Tonight marks the eve of Rosh Hashana, the beginning of the holiest days on the Jewish Calendar culminating in Yom Kippur, the day of atonement, next Wednesday.
Usually at this time, I rejoice at the rolling of the tumblers on the space-time odometer toward another year. In this case, 5779. I welcome the chance to identify and make good on my transgressions as well as forgiving those who have transgressed against me. But, this year, the “spiritual scales of justice” find me especially deep in debt.
I have neglected friendships. I’ve been unnecessarily curt with colleagues. I celebrated the indictment of a state representative who I believe thwarted my dying father’s chance to live his final months knowing that this nation was grateful for his service at the Battle of the Bulge in WWII.

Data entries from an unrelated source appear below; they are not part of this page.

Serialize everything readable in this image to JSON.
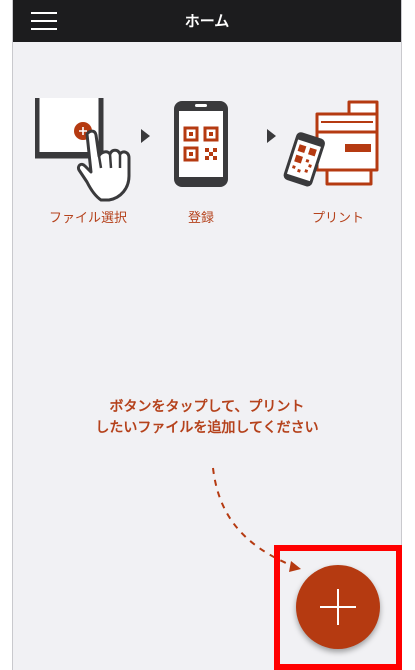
{
  "header": {
    "title": "ホーム",
    "menu_icon": "hamburger-menu-icon"
  },
  "steps": [
    {
      "label": "ファイル選択",
      "icon": "tablet-tap-icon"
    },
    {
      "label": "登録",
      "icon": "qr-code-phone-icon"
    },
    {
      "label": "プリント",
      "icon": "printer-phone-icon"
    }
  ],
  "guide": {
    "line1": "ボタンをタップして、プリント",
    "line2": "したいファイルを追加してください"
  },
  "fab": {
    "icon": "plus-icon"
  },
  "colors": {
    "accent": "#b53a11",
    "header_bg": "#1c1c1e",
    "highlight": "#ff0000",
    "background": "#f1f1f4"
  }
}
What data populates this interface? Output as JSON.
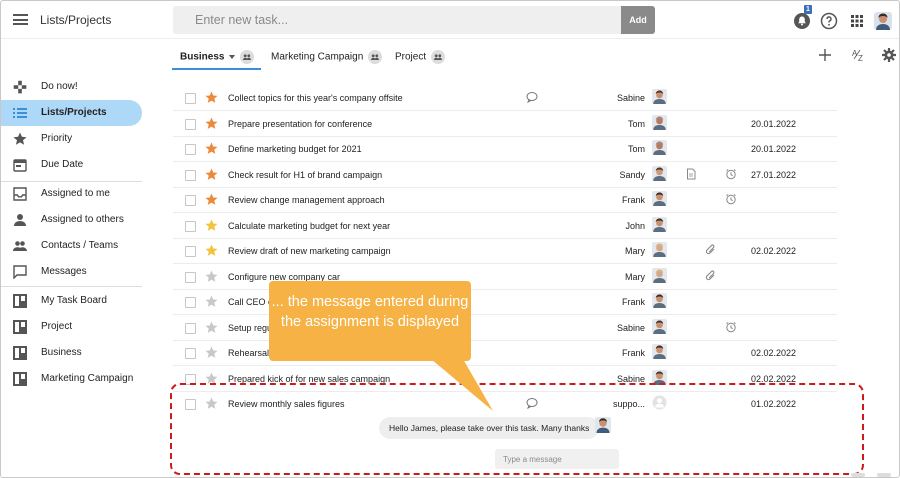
{
  "header": {
    "app_title": "Lists/Projects",
    "task_placeholder": "Enter new task...",
    "add_label": "Add",
    "notification_count": "1"
  },
  "sidebar": {
    "items": [
      {
        "label": "Do now!",
        "icon": "gamepad-icon"
      },
      {
        "label": "Lists/Projects",
        "icon": "list-icon",
        "active": true
      },
      {
        "label": "Priority",
        "icon": "star-icon"
      },
      {
        "label": "Due Date",
        "icon": "calendar-icon"
      },
      {
        "label": "Assigned to me",
        "icon": "inbox-icon"
      },
      {
        "label": "Assigned to others",
        "icon": "person-icon"
      },
      {
        "label": "Contacts / Teams",
        "icon": "group-icon"
      },
      {
        "label": "Messages",
        "icon": "chat-icon"
      },
      {
        "label": "My Task Board",
        "icon": "board-icon"
      },
      {
        "label": "Project",
        "icon": "board-icon"
      },
      {
        "label": "Business",
        "icon": "board-icon"
      },
      {
        "label": "Marketing Campaign",
        "icon": "board-icon"
      }
    ]
  },
  "tabs": [
    {
      "label": "Business",
      "active": true
    },
    {
      "label": "Marketing Campaign"
    },
    {
      "label": "Project"
    }
  ],
  "tasks": [
    {
      "title": "Collect topics for this year's company offsite",
      "owner": "Sabine",
      "star": "orange",
      "date": "",
      "comment": true
    },
    {
      "title": "Prepare presentation for conference",
      "owner": "Tom",
      "star": "orange",
      "date": "20.01.2022"
    },
    {
      "title": "Define marketing budget for 2021",
      "owner": "Tom",
      "star": "orange",
      "date": "20.01.2022"
    },
    {
      "title": "Check result for H1 of brand campaign",
      "owner": "Sandy",
      "star": "orange",
      "date": "27.01.2022",
      "note": true,
      "alarm": true
    },
    {
      "title": "Review change management approach",
      "owner": "Frank",
      "star": "orange",
      "date": "",
      "alarm": true
    },
    {
      "title": "Calculate marketing budget for next year",
      "owner": "John",
      "star": "yellow",
      "date": ""
    },
    {
      "title": "Review draft of new marketing campaign",
      "owner": "Mary",
      "star": "yellow",
      "date": "02.02.2022",
      "attach": true
    },
    {
      "title": "Configure new company car",
      "owner": "Mary",
      "star": "grey",
      "date": "",
      "attach": true
    },
    {
      "title": "Call CEO c",
      "owner": "Frank",
      "star": "grey",
      "date": ""
    },
    {
      "title": "Setup regu",
      "owner": "Sabine",
      "star": "grey",
      "date": "",
      "alarm": true
    },
    {
      "title": "Rehearsal",
      "owner": "Frank",
      "star": "grey",
      "date": "02.02.2022"
    },
    {
      "title": "Prepared kick of for new sales campaign",
      "owner": "Sabine",
      "star": "grey",
      "date": "02.02.2022"
    },
    {
      "title": "Review monthly sales figures",
      "owner": "suppo...",
      "star": "grey",
      "date": "01.02.2022",
      "comment": true,
      "placeholder_avatar": true
    }
  ],
  "message": {
    "text": "Hello James, please take over this task. Many thanks",
    "input_placeholder": "Type a message"
  },
  "callout": {
    "text": "... the message entered during the assignment is displayed"
  },
  "colors": {
    "accent": "#3d8ed8",
    "sidebar_active": "#aed8f7",
    "callout": "#f6b244",
    "annotation_border": "#cc1b1b",
    "star_orange": "#ec8a3c",
    "star_yellow": "#f2c33c",
    "star_grey": "#c8c8c8"
  }
}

For months, I justified my inattentiveness and warped joy at another’s bad karma by the magnitude of life events that had “befallen” me over the past year. I nursed my feelings of entitlement as a child might suckle a piece of hard candy to make it last. Sweet in the moment, but ultimately unsatisfying.

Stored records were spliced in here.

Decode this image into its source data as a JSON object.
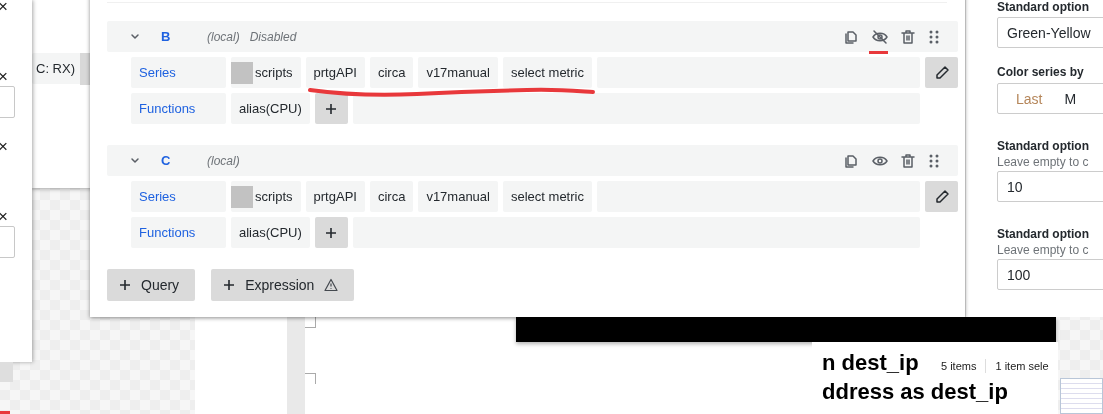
{
  "left_panel": {
    "close_marks": [
      "×",
      "×",
      "×",
      "×"
    ]
  },
  "background_window": {
    "chip": "C: RX)"
  },
  "queries": [
    {
      "letter": "B",
      "datasource": "(local)",
      "status": "Disabled",
      "hidden": true,
      "series_label": "Series",
      "series": [
        "scripts",
        "prtgAPI",
        "circa",
        "v17manual",
        "select metric"
      ],
      "functions_label": "Functions",
      "functions": [
        "alias(CPU)"
      ]
    },
    {
      "letter": "C",
      "datasource": "(local)",
      "hidden": false,
      "series_label": "Series",
      "series": [
        "scripts",
        "prtgAPI",
        "circa",
        "v17manual",
        "select metric"
      ],
      "functions_label": "Functions",
      "functions": [
        "alias(CPU)"
      ]
    }
  ],
  "add_buttons": [
    {
      "label": "Query",
      "warning": false
    },
    {
      "label": "Expression",
      "warning": true
    }
  ],
  "options_panel": {
    "color_scheme_label": "Standard option",
    "color_scheme": "Green-Yellow",
    "color_by_label": "Color series by",
    "color_by": [
      {
        "label": "Last",
        "selected": true
      },
      {
        "label": "M",
        "selected": false
      }
    ],
    "fields": [
      {
        "label": "Standard option",
        "hint": "Leave empty to c",
        "value": "10"
      },
      {
        "label": "Standard option",
        "hint": "Leave empty to c",
        "value": "100"
      }
    ]
  },
  "document": {
    "lines": [
      "n dest_ip",
      "ddress as dest_ip"
    ]
  },
  "status_bar": {
    "items": "5 items",
    "selection": "1 item sele"
  }
}
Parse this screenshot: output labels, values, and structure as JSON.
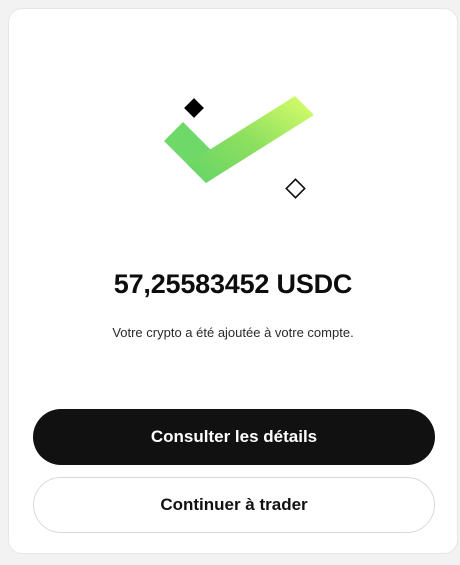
{
  "confirmation": {
    "amount": "57,25583452 USDC",
    "message": "Votre crypto a été ajoutée à votre compte."
  },
  "actions": {
    "details_label": "Consulter les détails",
    "continue_label": "Continuer à trader"
  },
  "illustration": {
    "icon": "checkmark-icon",
    "gradient_start": "#6fd86b",
    "gradient_end": "#d9ff6a"
  }
}
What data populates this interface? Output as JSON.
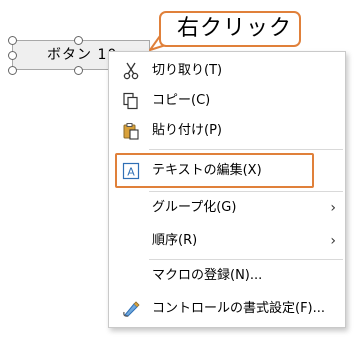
{
  "form_control": {
    "label": "ボタン 10"
  },
  "callout": {
    "text": "右クリック",
    "border_color": "#e0803a"
  },
  "context_menu": {
    "items": [
      {
        "label": "切り取り(T)",
        "icon": "scissors-icon"
      },
      {
        "label": "コピー(C)",
        "icon": "copy-icon"
      },
      {
        "label": "貼り付け(P)",
        "icon": "paste-icon"
      },
      {
        "label": "テキストの編集(X)",
        "icon": "edit-text-icon",
        "highlighted": true
      },
      {
        "label": "グループ化(G)",
        "submenu": true
      },
      {
        "label": "順序(R)",
        "submenu": true
      },
      {
        "label": "マクロの登録(N)..."
      },
      {
        "label": "コントロールの書式設定(F)...",
        "icon": "format-control-icon"
      }
    ],
    "submenu_arrow": "›"
  },
  "colors": {
    "highlight": "#e0803a",
    "icon_blue": "#2f6fb5",
    "icon_gold": "#d9a13a"
  }
}
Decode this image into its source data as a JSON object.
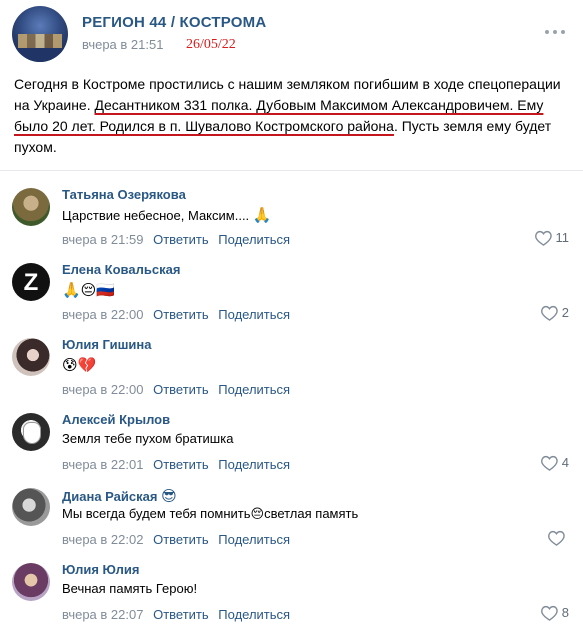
{
  "post": {
    "group_name": "РЕГИОН 44 / КОСТРОМА",
    "time": "вчера в 21:51",
    "date_stamp": "26/05/22",
    "text_part1": "Сегодня в Костроме простились с нашим земляком погибшим в ходе спецоперации на Украине. ",
    "text_highlight": "Десантником 331 полка. Дубовым Максимом Александровичем. Ему было 20 лет. Родился в п. Шувалово Костромского района",
    "text_part2": ". Пусть земля ему будет пухом."
  },
  "actions": {
    "reply": "Ответить",
    "share": "Поделиться"
  },
  "comments": [
    {
      "author": "Татьяна Озерякова",
      "text": "Царствие небесное, Максим....",
      "emoji": "🙏",
      "time": "вчера в 21:59",
      "likes": "11"
    },
    {
      "author": "Елена Ковальская",
      "text": "",
      "emoji": "🙏😔🇷🇺",
      "time": "вчера в 22:00",
      "likes": "2",
      "avatar_letter": "Z"
    },
    {
      "author": "Юлия Гишина",
      "text": "",
      "emoji": "😰💔",
      "time": "вчера в 22:00",
      "likes": ""
    },
    {
      "author": "Алексей Крылов",
      "text": "Земля тебе пухом братишка",
      "emoji": "",
      "time": "вчера в 22:01",
      "likes": "4"
    },
    {
      "author": "Диана Райская",
      "author_emoji": "😎",
      "text": "Мы всегда будем тебя помнить😔светлая память",
      "emoji": "",
      "time": "вчера в 22:02",
      "likes": ""
    },
    {
      "author": "Юлия Юлия",
      "text": "Вечная память Герою!",
      "emoji": "",
      "time": "вчера в 22:07",
      "likes": "8"
    }
  ],
  "colors": {
    "link": "#2a5885",
    "meta": "#818c99",
    "stamp": "#d91b1b",
    "underline": "#c4161c"
  }
}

These “life events” themselves are not relevant. It was my reaction to them that revealed my deeper composition - elements in my character I vow today to reform.
But nothing changes without forgiveness. My only path toward making lasting amends is to forgive, starting with myself.
Fortunately, I have a live-in model for forgiveness at the supreme level. Because, to her, there is nothing to forgive.
Thanks to her simple psyche, our Lilly, the Boston terrier, does not carry grudges or harbor guilt. Lilly may sulk for a few moments when she’s denied human food cooked with enticing ingredients that could put her in the hospital. Once or twice a week, she’ll forget her manners and spin into a tirade if a passing dog taunts her.
These events - and many more - pass through Lilly without leaving a scar. As quickly as she is jostled, she has recovered. All because she was born free from the human gene of rumination that causes the rest of us to fret over what we did or didn’t do or could have done. Lilly doesn’t curse life for the hand she was “dealt.”
For Lilly, life is the gift itself as shown in her sheer exuberance over the most basic things: sunbathing in 110 degree weather, licking our freshly-laundered sheets, or romancing then decapitating her stuffed kangaroo.
My wife and I many never know the full impact of Lilly having been neglected, then rejected by what should have been her forever family. What she never lets us forget is that she will always be a part of ours.
Without explanation, Lilly chooses to love and forgive my imperfect self.
Perhaps I can, too.